Alexander Orman was born in 1915. He worked as an engineer in Rostov-on-Don, where he was drafted into the Red Army in October 1940. During the Soviet-German war he served as an artillery officer. In the initial period of the war he fought on the Western Front; in the fall of 1943 he was on the Bryansk Front, then on the Central and 1st Belorussian Fronts. From October 1942 he commanded an artillery anti-tank division. He often directed the fighting against enemy tank or infantry attacks. He was wounded twice, lightly in 1943 and seriously in the following year. After the second time, in October 1944, he was appointed heard of instruction of the courses for junior lieutenants of artillery on the 1st Belorussian Front. Major Orman was awarded two Orders of the Red Star in 1943 and the Order of the Patriotic War, 2nd class, in 1945 for his leadership of his battalion and the personal courage he displayed.
Boris Slutskii about Alexander Orman
The poet Boris Slutskii who served as an officer in the Red Army during the Soviet-German war and was personally acquainted with Alexander Orman at that time, wrote as follows about Orman's bravery:

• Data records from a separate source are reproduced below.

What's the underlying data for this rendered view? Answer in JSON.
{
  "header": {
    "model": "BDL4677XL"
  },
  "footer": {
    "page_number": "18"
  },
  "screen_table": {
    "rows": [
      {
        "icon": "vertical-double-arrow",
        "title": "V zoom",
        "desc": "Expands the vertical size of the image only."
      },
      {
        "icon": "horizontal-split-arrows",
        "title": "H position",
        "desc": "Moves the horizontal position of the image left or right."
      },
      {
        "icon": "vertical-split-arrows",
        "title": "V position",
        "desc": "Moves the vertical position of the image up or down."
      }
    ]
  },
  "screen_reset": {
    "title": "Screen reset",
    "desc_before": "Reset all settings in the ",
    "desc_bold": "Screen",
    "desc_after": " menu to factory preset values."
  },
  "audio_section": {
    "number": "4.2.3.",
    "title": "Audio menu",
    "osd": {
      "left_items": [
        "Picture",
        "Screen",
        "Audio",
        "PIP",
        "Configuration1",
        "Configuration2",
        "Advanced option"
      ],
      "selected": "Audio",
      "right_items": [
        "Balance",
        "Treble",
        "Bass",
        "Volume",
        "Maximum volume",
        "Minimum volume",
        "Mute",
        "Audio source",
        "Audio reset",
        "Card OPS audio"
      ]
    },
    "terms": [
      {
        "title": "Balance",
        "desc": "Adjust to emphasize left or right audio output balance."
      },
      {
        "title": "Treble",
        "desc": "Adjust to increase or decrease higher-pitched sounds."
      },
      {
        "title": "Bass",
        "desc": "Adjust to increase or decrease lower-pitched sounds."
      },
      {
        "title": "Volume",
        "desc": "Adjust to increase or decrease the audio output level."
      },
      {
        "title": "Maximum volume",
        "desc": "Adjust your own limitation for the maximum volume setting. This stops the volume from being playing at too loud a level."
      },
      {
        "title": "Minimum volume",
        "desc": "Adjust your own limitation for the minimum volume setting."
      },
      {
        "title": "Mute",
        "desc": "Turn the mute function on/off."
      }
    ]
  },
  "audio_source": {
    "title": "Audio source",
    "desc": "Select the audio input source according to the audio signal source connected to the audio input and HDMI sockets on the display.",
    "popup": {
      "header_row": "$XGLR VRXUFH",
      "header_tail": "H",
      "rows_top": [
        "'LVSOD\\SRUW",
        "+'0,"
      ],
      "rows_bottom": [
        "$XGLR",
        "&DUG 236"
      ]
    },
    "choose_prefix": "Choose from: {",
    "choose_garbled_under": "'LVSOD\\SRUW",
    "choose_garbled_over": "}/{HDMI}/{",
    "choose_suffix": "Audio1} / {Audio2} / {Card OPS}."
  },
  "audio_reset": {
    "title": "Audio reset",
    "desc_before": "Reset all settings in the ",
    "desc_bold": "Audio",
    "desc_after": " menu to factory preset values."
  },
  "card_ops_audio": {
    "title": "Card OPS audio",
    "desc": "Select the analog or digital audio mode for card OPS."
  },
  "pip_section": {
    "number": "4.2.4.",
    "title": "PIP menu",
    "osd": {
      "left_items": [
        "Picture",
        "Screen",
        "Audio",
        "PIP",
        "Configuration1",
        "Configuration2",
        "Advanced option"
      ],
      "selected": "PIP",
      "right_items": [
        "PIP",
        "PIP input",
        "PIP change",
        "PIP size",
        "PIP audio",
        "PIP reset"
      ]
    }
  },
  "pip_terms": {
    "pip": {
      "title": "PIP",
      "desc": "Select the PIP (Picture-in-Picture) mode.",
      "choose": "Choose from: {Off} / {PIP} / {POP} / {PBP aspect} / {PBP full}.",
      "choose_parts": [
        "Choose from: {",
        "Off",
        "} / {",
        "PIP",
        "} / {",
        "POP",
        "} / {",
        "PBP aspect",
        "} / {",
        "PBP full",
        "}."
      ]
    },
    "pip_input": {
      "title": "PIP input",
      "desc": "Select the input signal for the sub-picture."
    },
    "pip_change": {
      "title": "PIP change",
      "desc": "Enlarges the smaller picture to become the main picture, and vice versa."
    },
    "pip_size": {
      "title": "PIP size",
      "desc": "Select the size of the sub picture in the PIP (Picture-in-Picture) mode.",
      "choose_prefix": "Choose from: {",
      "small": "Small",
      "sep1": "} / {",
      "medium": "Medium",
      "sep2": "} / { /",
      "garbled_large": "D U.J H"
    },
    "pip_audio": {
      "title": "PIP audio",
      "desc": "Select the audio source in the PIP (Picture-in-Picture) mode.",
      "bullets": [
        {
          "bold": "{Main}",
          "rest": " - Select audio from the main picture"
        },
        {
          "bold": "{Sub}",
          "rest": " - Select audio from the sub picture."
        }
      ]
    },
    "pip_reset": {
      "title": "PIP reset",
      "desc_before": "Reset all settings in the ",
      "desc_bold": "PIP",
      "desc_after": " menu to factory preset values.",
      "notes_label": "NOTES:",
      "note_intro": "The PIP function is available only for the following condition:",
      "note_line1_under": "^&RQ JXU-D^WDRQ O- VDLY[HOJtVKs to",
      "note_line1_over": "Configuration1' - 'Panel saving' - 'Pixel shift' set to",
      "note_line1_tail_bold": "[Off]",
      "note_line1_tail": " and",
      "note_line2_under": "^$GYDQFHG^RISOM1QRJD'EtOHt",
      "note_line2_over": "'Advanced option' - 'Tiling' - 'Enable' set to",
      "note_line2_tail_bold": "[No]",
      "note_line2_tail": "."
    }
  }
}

"Captain Orman, a warrior, an artillery man, formerly an engineer in Rostov [on-Don], whose Jewishness was influenced by his being raised in a rough environment, demonstratively stood out at all observation posts, overshadowed and [even] insulted his comrades by his bravery, which was often excessive. He used to say to me: 'I know how they look at Jews, so let them see one who is braver than they are.'"
Boris Slutsky, Zapiski o voine (Notes about the War), St. Petersburg, 2000, p. 154.